Data for this exercise -
______________________________
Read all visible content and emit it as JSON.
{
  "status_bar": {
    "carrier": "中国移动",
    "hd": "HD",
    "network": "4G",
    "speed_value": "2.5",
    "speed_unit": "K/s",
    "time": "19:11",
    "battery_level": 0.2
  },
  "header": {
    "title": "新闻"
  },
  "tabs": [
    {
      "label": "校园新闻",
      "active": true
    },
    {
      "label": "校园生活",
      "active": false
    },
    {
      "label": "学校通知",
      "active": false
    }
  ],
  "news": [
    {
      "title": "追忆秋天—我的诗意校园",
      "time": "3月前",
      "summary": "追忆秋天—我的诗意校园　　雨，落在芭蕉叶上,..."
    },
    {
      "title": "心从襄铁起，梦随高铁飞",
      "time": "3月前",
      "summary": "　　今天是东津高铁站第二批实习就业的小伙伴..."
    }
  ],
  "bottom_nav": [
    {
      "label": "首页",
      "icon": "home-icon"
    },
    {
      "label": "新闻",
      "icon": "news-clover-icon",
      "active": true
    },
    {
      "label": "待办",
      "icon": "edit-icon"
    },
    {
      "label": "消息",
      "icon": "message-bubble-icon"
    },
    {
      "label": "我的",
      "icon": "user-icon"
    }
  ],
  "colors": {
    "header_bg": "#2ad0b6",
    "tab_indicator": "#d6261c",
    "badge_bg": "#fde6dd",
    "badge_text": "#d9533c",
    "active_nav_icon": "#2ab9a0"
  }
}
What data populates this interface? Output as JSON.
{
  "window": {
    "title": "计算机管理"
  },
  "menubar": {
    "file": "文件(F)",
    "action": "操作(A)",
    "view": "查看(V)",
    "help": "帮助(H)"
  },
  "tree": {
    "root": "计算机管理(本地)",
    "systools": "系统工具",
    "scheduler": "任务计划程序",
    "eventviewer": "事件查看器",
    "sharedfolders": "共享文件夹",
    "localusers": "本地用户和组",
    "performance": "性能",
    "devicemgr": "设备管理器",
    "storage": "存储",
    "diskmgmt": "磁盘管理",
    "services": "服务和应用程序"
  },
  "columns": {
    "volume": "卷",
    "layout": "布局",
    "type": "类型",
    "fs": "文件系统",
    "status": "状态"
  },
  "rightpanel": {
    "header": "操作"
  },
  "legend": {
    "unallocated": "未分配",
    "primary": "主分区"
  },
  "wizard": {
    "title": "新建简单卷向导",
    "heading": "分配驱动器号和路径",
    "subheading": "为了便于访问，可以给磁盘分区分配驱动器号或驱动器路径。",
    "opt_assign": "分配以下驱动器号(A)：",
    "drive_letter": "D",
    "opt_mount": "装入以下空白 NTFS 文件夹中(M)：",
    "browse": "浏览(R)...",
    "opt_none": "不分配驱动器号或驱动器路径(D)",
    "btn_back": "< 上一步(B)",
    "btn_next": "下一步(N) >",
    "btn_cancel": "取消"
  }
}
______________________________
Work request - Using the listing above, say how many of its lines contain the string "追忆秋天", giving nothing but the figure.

Exercise result - 2